So I’ve moved the project to glcaml.sourceforge.net. It’s now got its own website and project page. I’ve updated GLCaml to include support for OpenGL 2.1, which came out in August ‘06. The generated code has been cleaned up, and a minor bug fixed.

Why GLCaml instead of lablgl? Well, GLCaml consists of only three files (two, if you want to forego the .mli file), without any dependencies whatsoever, so you can drop them into whatever project you’re working on, and you’re ready to go. It supports OpenGL up to the latest version (2.1 at the moment), whereas lablgl only supports OpenGL 1.2. It’s a very thin wrapper, so it’s fast. The nomenclature is exactly the same as the native ‘C’ OpenGL API, so you can copy and paste code from books, tutorials and C/C++ projects without trouble.

Why not GLCaml? Well lablgl is elegant, typesafe, it’s been written by smarter people than I (you might want to take that into account before rushing to ship 50K copies of your GLCaml-powered 3D shooter), and it’s been around longer - thus better tested.

GLCaml had a companion library, SDLCaml, which was a similar compact binding to SDL (and in fact somewhat pre-dates GLCaml, since I’d worked on it on-and-off since April ‘06). I’ve decided not to make a separate project page for SDLCaml, but to leave it as a supported, optional library within the GLCaml project. I will continue to maintain and update it, but it won’t be as visible as GLCaml: I do think it’s incredibly handy, but the OCaml landscape is littered with good SDL bindings (like OcamlSDL and Jean-Christophe Filliatre’s ocamlsdl) and mine doesn’t add extremely much value, aside from being very compact.

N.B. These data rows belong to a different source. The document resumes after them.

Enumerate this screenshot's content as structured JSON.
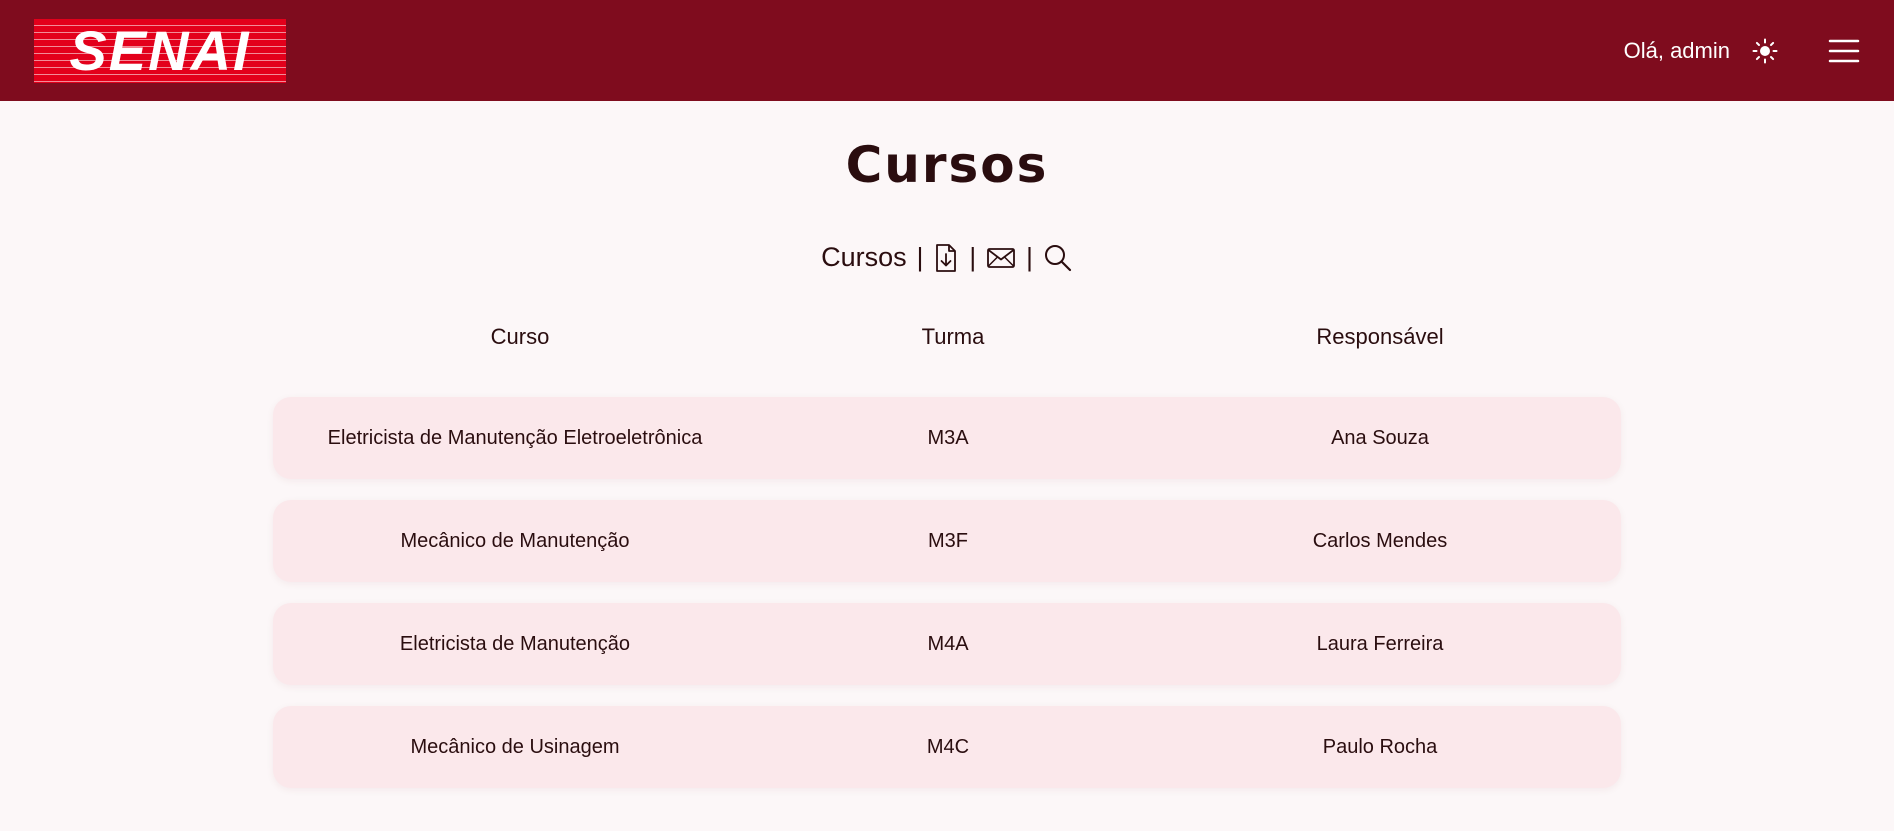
{
  "header": {
    "logo_text": "SENAI",
    "greeting": "Olá, admin",
    "theme_icon": "sun-icon",
    "menu_icon": "hamburger-menu-icon"
  },
  "main": {
    "title": "Cursos",
    "toolbar": {
      "label": "Cursos",
      "separator": "|",
      "icons": [
        "download-file-icon",
        "mail-icon",
        "search-icon"
      ]
    },
    "table": {
      "headers": [
        "Curso",
        "Turma",
        "Responsável"
      ],
      "rows": [
        [
          "Eletricista de Manutenção Eletroeletrônica",
          "M3A",
          "Ana Souza"
        ],
        [
          "Mecânico de Manutenção",
          "M3F",
          "Carlos Mendes"
        ],
        [
          "Eletricista de Manutenção",
          "M4A",
          "Laura Ferreira"
        ],
        [
          "Mecânico de Usinagem",
          "M4C",
          "Paulo Rocha"
        ]
      ]
    }
  },
  "colors": {
    "header_bg": "#7f0c1e",
    "logo_bg": "#e3001b",
    "page_bg": "#fcf7f8",
    "row_bg": "#fbe8eb",
    "text": "#2a0d0f"
  }
}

# Ocaml bindings for OpenGL and SDL

## Posted on 30.06.06 Programming Ocaml Graphics OpenGL Projects

UPDATE: This project has moved to glcaml.sourceforge.net.

In the interests of reinventing the wheel where possible, I wrote OCaml bindings for the SDL libraries and OpenGL libraries over a couple of weekends.

The (automatically generated) OpenGL bindings cover OpenGL 1.1, 1.2, 1.3, 1.4, 1.5, 2.0 and most current non-platform-specific extensions. There are no dependencies whatsoever: the system opengl shared library is loaded dynamically, and the functions are called dynamically, so there is no need to link against import libraries.

The SDL bindings are fairly but not wholly complete; they are hand-written and functions are bound on an as-needed-by me basis. They are only dependent on the SDL main library and not on the mixer, ttf or image libraries. Because I wanted to have basic sound capabilities, the SDL_Audio modules are implemented, along with extra functions for panning and pitch shifting audio buffers.

This has been tested and works on Windows 2000, Windows XP, and Ubuntu Linux running on AMD64.
On Windows I use the mingw Ocaml compiler suite along with the msys shell; the source tarball contains makefiles that work as-is on the Windows mingw/msys port and under Linux. It will probably work as-is for the cygwin port of Ocaml, and will definitely need some tweaking to work under the Visual-C port.

# Cell Texture

## Posted on 12.05.06 Programming Ocaml Graphics

I saw this article on cellular textures and wrote an Ocaml cellular texture generator (source code, public domain).
Compile with
`ocamlc graphics.cma celltexture.ml -o cell`
or
`ocamlopt graphics.cmxa celltexture.ml -o cell`

The end result looks like this:

# Ocaml/GLFW silhouette demo

## Posted on 07.03.05 Programming Ocaml Graphics OpenGL

Adapted from the ObjectLine demo at frustum.org (great website, by the way), an example using Ocaml and GLFW to render a silhouette around an object (using the stencil buffer).